|Photos||Video & Audio||Blogs||Statistics||Archive||Shop||Mobile|
Australia's brief tour of New Zealand in December 2005 only included three one-day matches, but they contained enough thrills and spills to persuade even hardened Test-match traditionalists that there might be something in the limited-overs game after all.
The Chappell-Hadlee Trophy concept was launched in Australia in December 2004 with a rather unsatisfactory one-all draw, after one match was abandoned; and the preliminaries to this latest instalment were not particularly auspicious either. New Zealand had just limped home from a 0- 4 one-day defeat in South Africa, which was followed by widespread criticism of the selectors for dropping the unfit and out-of-form Chris Cairns. Meanwhile, the Australians - their Ashes defeat still raw - rested Glenn McGrath, which gave the bowling a distinctly second-string look. The selectors had hoped to allow Adam Gilchrist a break, too, but New Zealand wanted a crowd-puller, so the Aussies obliged - and an out-of-sorts Gilchrist managed scores of three, eight and nought from a total of 25 balls.

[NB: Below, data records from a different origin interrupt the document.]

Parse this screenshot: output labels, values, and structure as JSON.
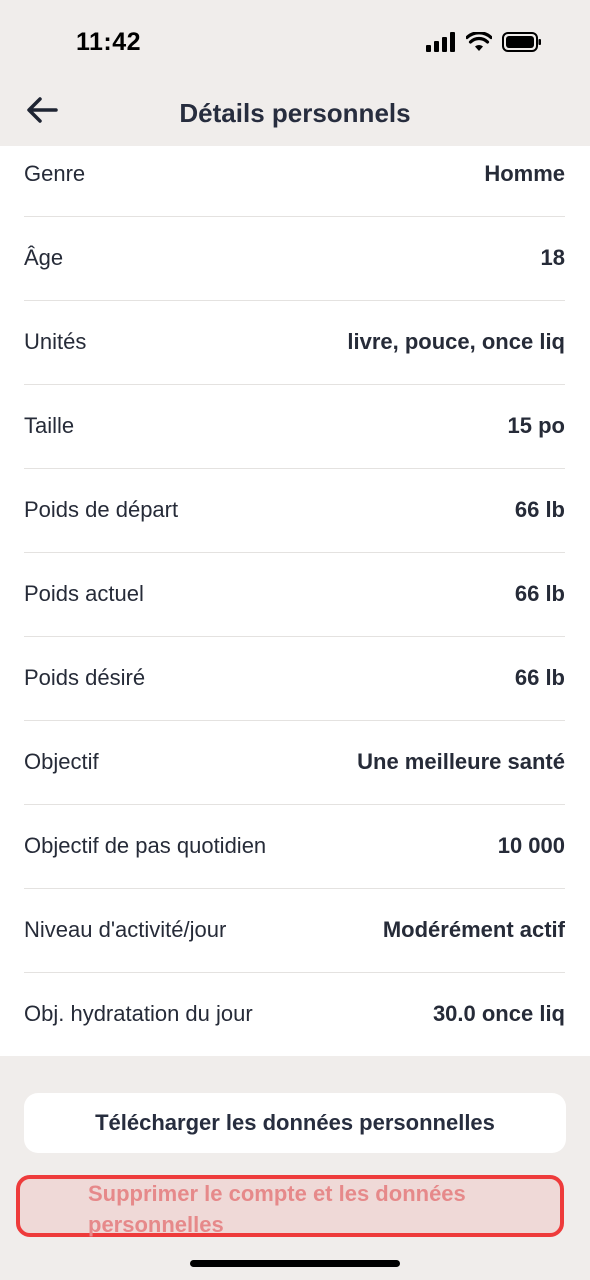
{
  "status_bar": {
    "time": "11:42"
  },
  "header": {
    "title": "Détails personnels"
  },
  "rows": [
    {
      "label": "Genre",
      "value": "Homme"
    },
    {
      "label": "Âge",
      "value": "18"
    },
    {
      "label": "Unités",
      "value": "livre, pouce, once liq"
    },
    {
      "label": "Taille",
      "value": "15 po"
    },
    {
      "label": "Poids de départ",
      "value": "66 lb"
    },
    {
      "label": "Poids actuel",
      "value": "66 lb"
    },
    {
      "label": "Poids désiré",
      "value": "66 lb"
    },
    {
      "label": "Objectif",
      "value": "Une meilleure santé"
    },
    {
      "label": "Objectif de pas quotidien",
      "value": "10 000"
    },
    {
      "label": "Niveau d'activité/jour",
      "value": "Modérément actif"
    },
    {
      "label": "Obj. hydratation du jour",
      "value": "30.0 once liq"
    }
  ],
  "actions": {
    "download_label": "Télécharger les données personnelles",
    "delete_label": "Supprimer le compte et les données personnelles"
  }
}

New Zealand also had their problems. Stephen Fleming found that a benign lump near his left ear was growing and required surgery: he sat out the first two matches. Shane Bond missed all three with a hamstring strain. But the critics' clamour had Cairns - who had made a genuine effort to get himself back to match-fitness - restored to the side at the age of 35.

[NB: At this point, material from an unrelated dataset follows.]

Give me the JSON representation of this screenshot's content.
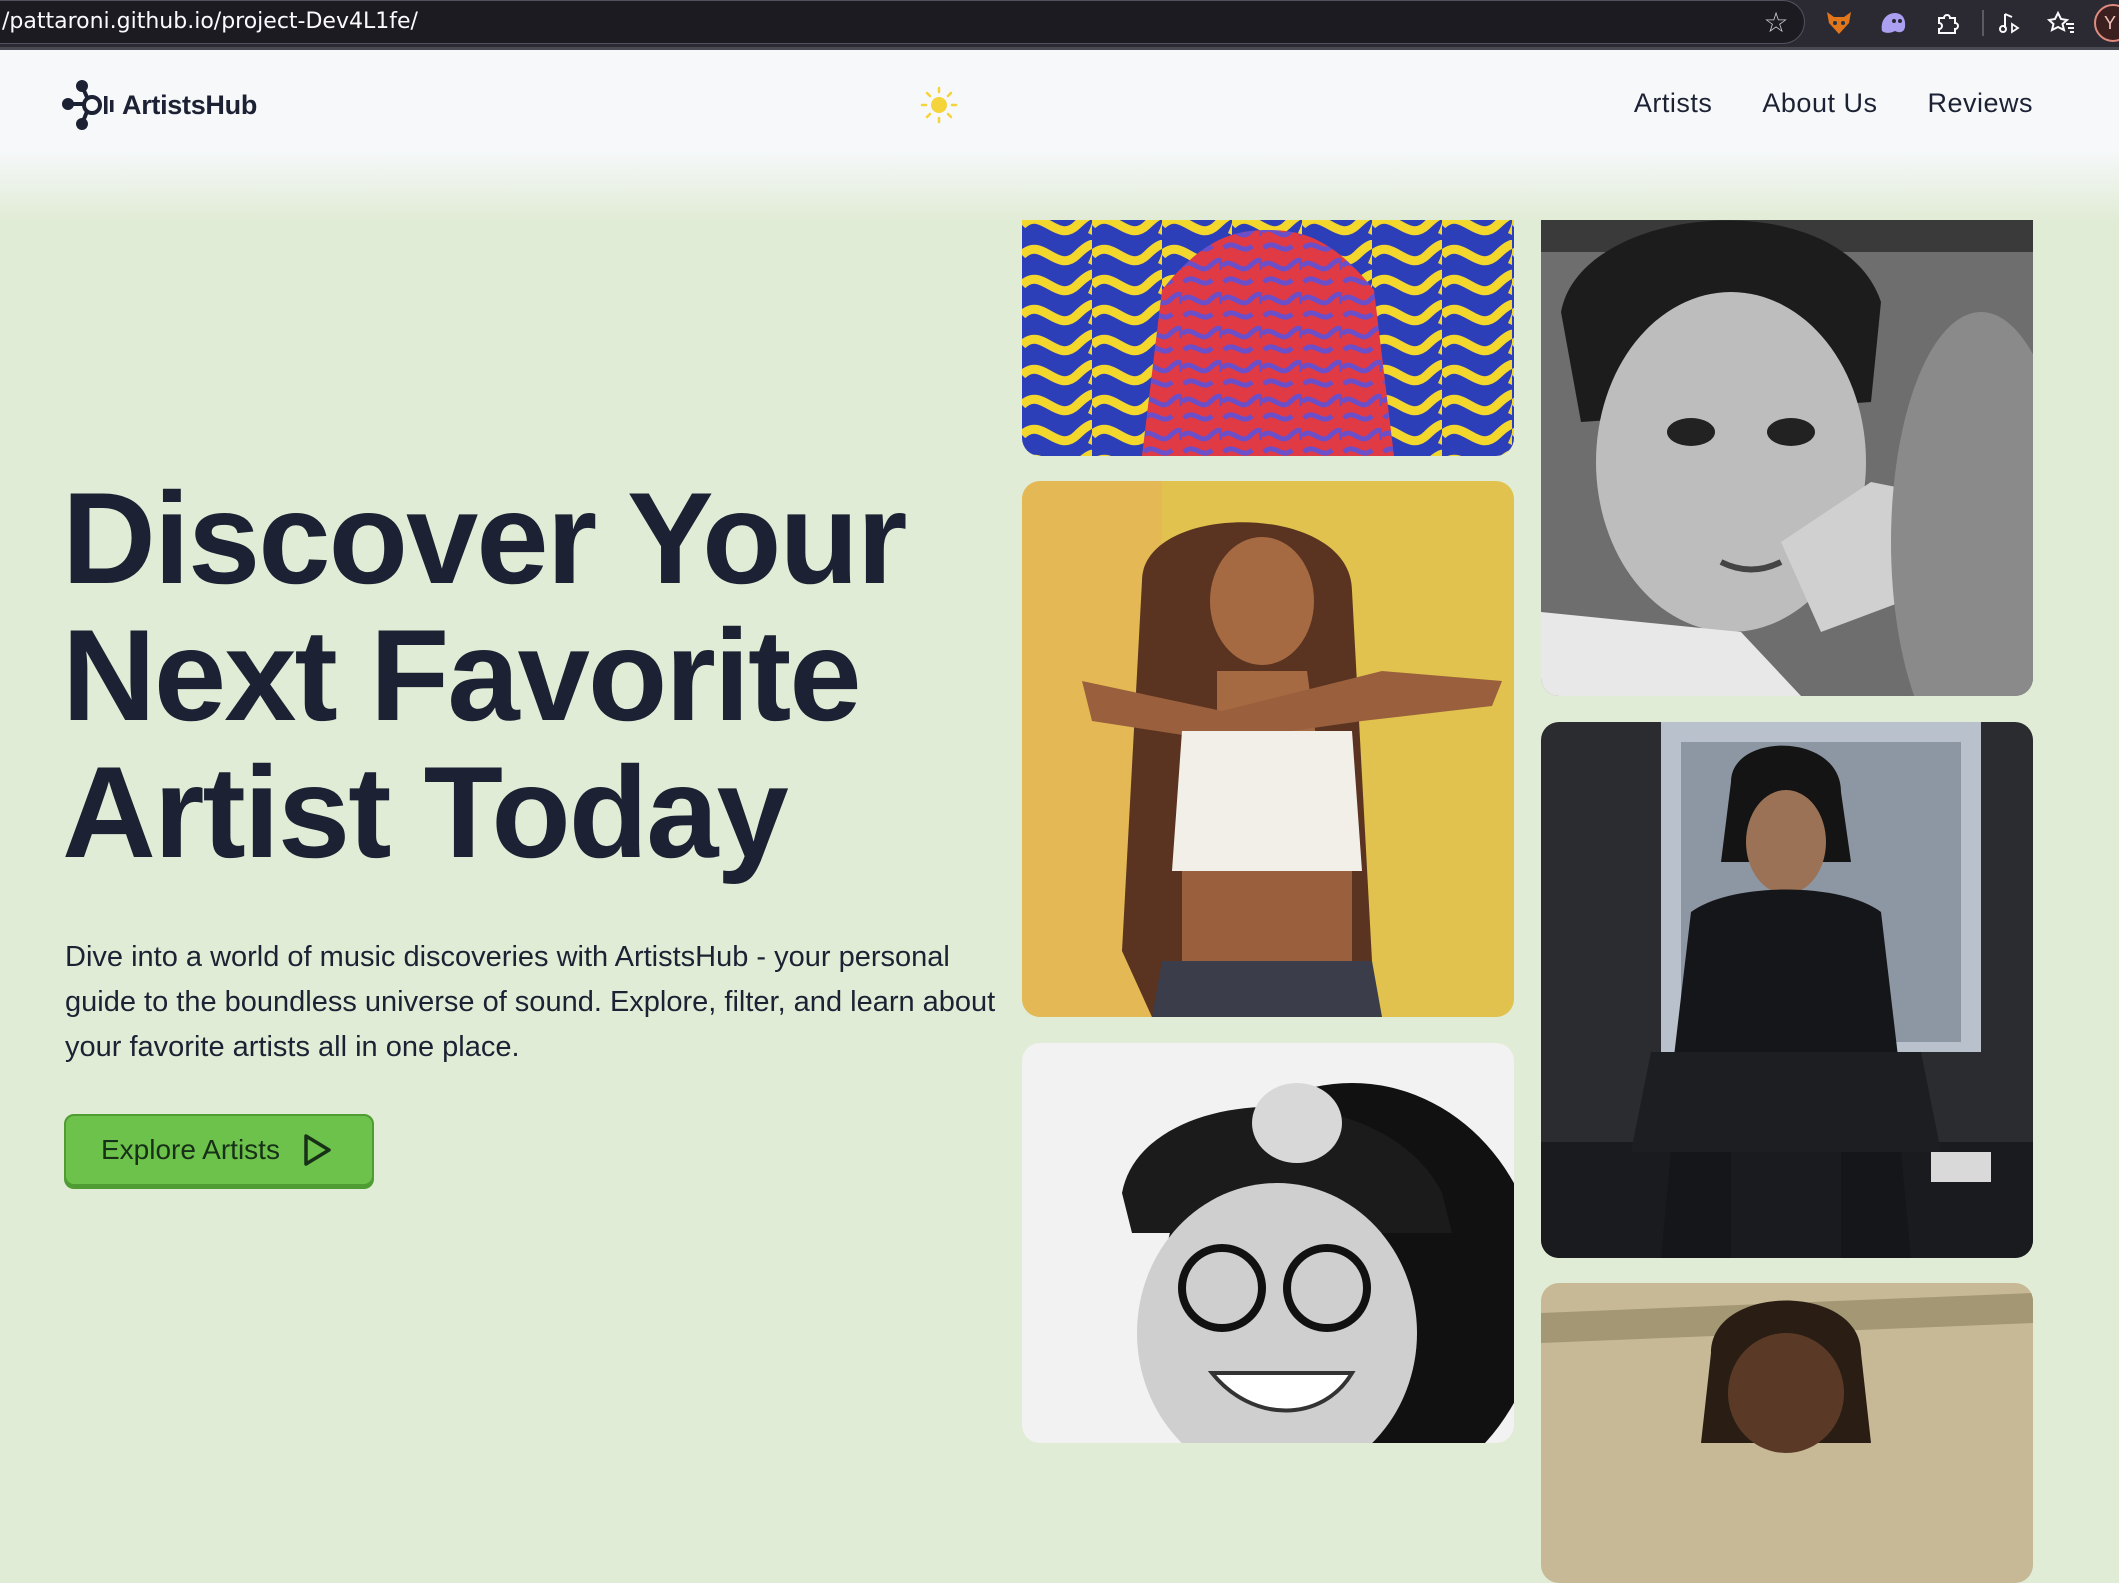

Brett Lee's fireworks proved too much for New Zealand in the first match, but the other two games were mini-classics: after falling just three runs short of a hefty target in the second game, New Zealand pulled off an even bigger run-chase in the third, to set a record for any one-day international. It was too late, though. Australia's success in the second match, courtesy of Andrew Symonds's massive 156, had secured the silverware.

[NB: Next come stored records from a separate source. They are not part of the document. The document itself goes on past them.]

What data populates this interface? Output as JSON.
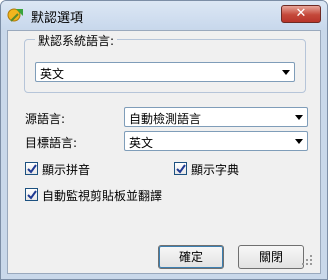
{
  "window": {
    "title": "默認選項",
    "close_symbol": "✕"
  },
  "group": {
    "legend": "默認系統語言:",
    "combo_value": "英文"
  },
  "source": {
    "label": "源語言:",
    "value": "自動檢測語言"
  },
  "target": {
    "label": "目標語言:",
    "value": "英文"
  },
  "options": {
    "pinyin": {
      "label": "顯示拼音",
      "checked": true
    },
    "dictionary": {
      "label": "顯示字典",
      "checked": true
    },
    "clipboard": {
      "label": "自動監視剪貼板並翻譯",
      "checked": true
    }
  },
  "buttons": {
    "ok": "確定",
    "close": "關閉"
  },
  "icons": {
    "app": "translate-app-icon",
    "close": "close-icon",
    "dropdown": "chevron-down-icon",
    "check": "checkmark-icon",
    "grip": "resize-grip-icon"
  }
}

The success of this series might mean that this trans-Tasman tournament will become firmly established as an annual event. Ricky Ponting, for one, would not be surprised: "Australian teams have been involved in many thrillpacked games against New Zealand recently," he said. "It is obvious there is a very keen rivalry between the two sides."
One discordant note was provided by the unruly crowds. There were four pitch invasions in the first match at Auckland, and fruit and plastic bottles were hurled at Australian outfielders. The authorities cleared the first three rows of seats for the remaining games, and ensured that a security officer was in close attendance to any boundary fieldsman. Still, there were 15 arrests - and 46 people thrown out of the ground - at the second match in Wellington.
Match reports for